You are in this profession as a calling, not a business; as a calling which exacts from you at every turn self-sacrifice, devotion, love and tenderness to your fellow-men. Once you get down to a purely business level, your influence is gone and the true light of your life is dimmed. You must work in the missionary spirit, with a breadth of charity that raises you far above the petty jealousies of life.
The young doctor should look about early for an avocation, a pastime, that will take him away from patients, pills, and potions . . . No [person] is really happy or safe without one, and it makes precious little difference what the outside interest may be – botany, beetles or butterflies, roses, tulips, or irises, fishing mountaineering or antiquities – anything will do so long as he straddles a hobby and rides it hard.
But do not get too deeply absorbed [in your work] to the exclusion of all outside interests. Success in life depends as much upon the [person] as on the physician. Mix with your fellow students, mingle with their sports and their pleasures. … You are to be members of a polite as well as of a liberal profession and the more you see of life outside the narrow circle of your work the better equipped you will be for the struggle.
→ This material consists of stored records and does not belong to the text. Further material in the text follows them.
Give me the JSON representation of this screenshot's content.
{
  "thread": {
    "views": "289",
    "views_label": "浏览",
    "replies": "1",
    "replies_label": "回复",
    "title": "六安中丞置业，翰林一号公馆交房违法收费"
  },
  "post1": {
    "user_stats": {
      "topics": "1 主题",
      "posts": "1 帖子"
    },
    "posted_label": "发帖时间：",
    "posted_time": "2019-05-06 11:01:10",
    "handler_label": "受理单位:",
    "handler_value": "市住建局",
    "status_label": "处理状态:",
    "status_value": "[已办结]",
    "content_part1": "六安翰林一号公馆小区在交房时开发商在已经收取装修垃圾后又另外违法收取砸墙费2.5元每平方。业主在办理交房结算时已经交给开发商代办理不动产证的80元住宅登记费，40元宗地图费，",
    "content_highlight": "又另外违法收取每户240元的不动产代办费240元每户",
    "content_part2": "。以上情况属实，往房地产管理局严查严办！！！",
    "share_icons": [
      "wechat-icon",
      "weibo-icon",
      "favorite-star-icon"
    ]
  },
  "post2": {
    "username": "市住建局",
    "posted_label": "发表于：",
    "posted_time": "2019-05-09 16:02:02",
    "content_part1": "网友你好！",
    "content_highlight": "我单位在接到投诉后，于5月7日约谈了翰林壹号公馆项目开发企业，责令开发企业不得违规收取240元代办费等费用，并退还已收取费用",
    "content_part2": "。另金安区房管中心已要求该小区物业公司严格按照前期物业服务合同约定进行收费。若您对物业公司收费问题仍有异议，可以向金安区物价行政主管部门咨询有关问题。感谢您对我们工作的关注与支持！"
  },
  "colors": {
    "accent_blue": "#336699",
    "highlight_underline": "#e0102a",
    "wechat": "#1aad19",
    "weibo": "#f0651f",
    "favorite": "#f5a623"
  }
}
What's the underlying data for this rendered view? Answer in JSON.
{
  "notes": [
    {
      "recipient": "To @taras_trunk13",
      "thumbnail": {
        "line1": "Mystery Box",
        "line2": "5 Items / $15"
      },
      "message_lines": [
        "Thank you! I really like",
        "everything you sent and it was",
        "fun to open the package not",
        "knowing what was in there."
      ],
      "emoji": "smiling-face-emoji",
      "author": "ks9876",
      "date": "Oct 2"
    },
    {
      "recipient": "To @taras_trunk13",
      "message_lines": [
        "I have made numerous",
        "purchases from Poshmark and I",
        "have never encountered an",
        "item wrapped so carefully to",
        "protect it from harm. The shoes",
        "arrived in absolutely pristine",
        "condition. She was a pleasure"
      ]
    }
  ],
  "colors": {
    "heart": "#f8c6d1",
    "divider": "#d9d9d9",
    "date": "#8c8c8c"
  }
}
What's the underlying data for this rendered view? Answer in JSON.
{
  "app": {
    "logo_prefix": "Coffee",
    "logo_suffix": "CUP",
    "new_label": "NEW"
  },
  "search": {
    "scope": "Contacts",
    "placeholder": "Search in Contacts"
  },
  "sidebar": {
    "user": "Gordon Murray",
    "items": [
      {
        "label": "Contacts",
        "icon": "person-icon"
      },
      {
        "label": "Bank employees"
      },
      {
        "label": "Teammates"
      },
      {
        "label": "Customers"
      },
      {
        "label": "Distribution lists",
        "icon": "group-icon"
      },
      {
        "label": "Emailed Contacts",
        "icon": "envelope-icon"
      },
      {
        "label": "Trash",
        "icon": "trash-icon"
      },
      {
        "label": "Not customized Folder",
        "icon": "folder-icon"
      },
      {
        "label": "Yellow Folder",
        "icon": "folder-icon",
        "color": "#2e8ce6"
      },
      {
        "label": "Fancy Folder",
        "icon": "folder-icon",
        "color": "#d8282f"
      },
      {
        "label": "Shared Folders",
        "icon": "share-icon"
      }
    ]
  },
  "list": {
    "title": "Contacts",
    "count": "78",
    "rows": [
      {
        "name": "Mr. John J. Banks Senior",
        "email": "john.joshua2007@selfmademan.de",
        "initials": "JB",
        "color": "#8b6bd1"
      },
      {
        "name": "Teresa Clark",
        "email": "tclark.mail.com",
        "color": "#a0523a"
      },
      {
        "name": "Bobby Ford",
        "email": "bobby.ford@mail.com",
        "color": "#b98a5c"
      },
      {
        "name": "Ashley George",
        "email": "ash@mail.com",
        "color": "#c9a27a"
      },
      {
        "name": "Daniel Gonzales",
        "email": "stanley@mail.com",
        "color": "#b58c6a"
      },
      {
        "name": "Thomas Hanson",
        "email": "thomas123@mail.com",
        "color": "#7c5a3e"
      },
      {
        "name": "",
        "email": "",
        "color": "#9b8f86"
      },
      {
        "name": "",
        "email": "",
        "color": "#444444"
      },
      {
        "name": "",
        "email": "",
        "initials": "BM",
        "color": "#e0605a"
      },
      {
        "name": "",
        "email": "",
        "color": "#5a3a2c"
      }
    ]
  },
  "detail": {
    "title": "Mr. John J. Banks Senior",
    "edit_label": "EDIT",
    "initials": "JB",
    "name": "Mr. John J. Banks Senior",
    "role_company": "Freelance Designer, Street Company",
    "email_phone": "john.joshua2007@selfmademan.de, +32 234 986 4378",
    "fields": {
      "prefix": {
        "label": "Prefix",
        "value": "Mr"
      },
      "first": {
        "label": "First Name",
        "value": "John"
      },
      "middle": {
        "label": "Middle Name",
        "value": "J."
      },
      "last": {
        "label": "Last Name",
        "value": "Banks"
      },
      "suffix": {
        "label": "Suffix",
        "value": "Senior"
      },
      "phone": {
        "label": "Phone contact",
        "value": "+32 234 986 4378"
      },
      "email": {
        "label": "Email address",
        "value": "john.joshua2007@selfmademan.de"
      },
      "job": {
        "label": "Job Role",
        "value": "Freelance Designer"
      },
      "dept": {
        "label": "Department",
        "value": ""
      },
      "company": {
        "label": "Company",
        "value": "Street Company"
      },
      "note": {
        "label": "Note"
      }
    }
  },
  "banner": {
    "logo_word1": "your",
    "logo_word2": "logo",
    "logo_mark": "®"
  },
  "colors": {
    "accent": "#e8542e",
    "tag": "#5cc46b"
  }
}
Children are one’s greatest happiness, but often & often a still greater misery. A man of science ought to have none, — perhaps not a wife; for then there would be nothing in this wide world worth caring for & a man might (whether he would is another question) work away like a Trojan.
It seems that for success in science or art a dash of autism is essential. For success the necessary ingredients may be an ability to turn away from the everyday world, from the simple practical, an ability to rethink a subject with originality so as to create in new untrodden ways, with all abilities canalised into the one speciality.
The general advice I give to young people is to follow their passion. That’s a pretty common answer to a question like this, but I really do think people do their best work when they are doing something they really care about and have a genuine interest in. I think of computing and the analytical mindset that it provides as being useful in pursuing a number of career paths.
The advice I give to my students when they are considering making a job decision is to go to the place where they think they will learn the most and make the biggest difference (in a broad sense). A career isn’t just defined by one’s first job, but is really about the kind of impact someone can have in the long term. Finding opportunities to learn as much as possible along the journey helps to create more opportunities for greater impact in the future. Especially given the pace at which computing evolves, it’s important to have a real commitment to life-long learning in this field.